== Material for the task

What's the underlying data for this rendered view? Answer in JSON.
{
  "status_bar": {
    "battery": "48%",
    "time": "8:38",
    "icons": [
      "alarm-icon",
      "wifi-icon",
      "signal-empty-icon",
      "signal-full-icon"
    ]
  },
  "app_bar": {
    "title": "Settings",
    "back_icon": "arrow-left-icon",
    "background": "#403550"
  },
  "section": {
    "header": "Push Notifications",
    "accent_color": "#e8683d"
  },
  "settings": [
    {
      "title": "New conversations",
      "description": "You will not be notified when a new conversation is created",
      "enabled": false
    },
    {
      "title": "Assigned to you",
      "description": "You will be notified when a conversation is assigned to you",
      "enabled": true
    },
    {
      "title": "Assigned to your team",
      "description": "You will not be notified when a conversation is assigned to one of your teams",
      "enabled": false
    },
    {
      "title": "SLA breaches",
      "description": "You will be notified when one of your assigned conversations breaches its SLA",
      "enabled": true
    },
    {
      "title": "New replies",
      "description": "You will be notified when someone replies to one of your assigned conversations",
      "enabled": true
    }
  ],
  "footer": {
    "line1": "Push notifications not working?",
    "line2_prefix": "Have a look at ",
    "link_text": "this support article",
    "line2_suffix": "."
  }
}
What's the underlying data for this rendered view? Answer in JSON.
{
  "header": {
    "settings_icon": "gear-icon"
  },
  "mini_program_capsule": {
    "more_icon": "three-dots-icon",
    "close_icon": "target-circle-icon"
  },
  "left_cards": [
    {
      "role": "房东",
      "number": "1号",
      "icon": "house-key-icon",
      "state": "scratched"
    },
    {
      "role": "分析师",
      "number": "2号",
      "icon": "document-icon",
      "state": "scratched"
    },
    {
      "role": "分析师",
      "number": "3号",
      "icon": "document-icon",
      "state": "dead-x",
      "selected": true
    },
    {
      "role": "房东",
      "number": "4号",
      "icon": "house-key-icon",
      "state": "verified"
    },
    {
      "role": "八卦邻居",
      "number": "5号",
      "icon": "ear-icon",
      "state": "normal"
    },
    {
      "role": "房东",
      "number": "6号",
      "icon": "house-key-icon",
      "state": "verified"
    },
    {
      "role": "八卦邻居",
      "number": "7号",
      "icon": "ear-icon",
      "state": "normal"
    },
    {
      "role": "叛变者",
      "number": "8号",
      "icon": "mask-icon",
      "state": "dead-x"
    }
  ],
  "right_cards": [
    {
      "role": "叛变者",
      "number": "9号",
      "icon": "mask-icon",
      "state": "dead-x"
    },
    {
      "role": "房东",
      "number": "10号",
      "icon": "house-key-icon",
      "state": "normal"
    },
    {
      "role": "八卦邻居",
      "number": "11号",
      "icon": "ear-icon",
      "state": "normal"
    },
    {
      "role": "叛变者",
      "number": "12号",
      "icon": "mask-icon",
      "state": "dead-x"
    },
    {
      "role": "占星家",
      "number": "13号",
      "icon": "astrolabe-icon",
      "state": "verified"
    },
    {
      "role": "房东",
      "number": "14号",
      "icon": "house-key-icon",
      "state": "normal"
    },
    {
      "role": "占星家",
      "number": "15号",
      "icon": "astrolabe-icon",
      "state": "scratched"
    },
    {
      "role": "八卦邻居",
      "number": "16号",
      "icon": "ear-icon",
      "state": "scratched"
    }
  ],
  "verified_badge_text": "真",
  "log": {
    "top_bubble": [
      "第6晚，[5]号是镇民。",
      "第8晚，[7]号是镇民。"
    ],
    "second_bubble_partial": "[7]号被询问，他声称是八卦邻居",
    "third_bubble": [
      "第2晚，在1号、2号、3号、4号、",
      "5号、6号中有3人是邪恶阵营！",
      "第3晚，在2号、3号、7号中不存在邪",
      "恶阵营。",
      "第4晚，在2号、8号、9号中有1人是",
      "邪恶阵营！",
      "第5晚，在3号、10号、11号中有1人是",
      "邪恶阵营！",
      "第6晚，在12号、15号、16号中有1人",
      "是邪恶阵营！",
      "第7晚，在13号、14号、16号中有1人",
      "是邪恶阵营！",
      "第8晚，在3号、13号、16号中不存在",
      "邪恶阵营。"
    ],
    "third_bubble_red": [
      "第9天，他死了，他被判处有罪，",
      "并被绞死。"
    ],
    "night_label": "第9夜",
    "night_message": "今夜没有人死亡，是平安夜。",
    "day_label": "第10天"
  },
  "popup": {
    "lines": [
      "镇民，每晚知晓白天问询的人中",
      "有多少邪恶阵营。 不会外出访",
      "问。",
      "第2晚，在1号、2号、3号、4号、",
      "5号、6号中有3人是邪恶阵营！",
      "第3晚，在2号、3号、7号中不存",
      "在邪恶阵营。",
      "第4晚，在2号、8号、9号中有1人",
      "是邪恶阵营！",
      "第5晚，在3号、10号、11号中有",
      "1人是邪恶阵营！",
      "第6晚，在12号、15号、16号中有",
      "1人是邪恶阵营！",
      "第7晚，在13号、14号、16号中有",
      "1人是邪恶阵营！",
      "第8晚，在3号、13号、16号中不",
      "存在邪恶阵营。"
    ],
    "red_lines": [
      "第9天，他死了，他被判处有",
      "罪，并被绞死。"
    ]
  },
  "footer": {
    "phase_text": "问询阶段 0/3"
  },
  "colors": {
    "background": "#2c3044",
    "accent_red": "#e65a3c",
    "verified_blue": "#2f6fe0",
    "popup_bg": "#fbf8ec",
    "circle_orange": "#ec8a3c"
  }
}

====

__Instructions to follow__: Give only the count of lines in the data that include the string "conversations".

__Result for this task__: 3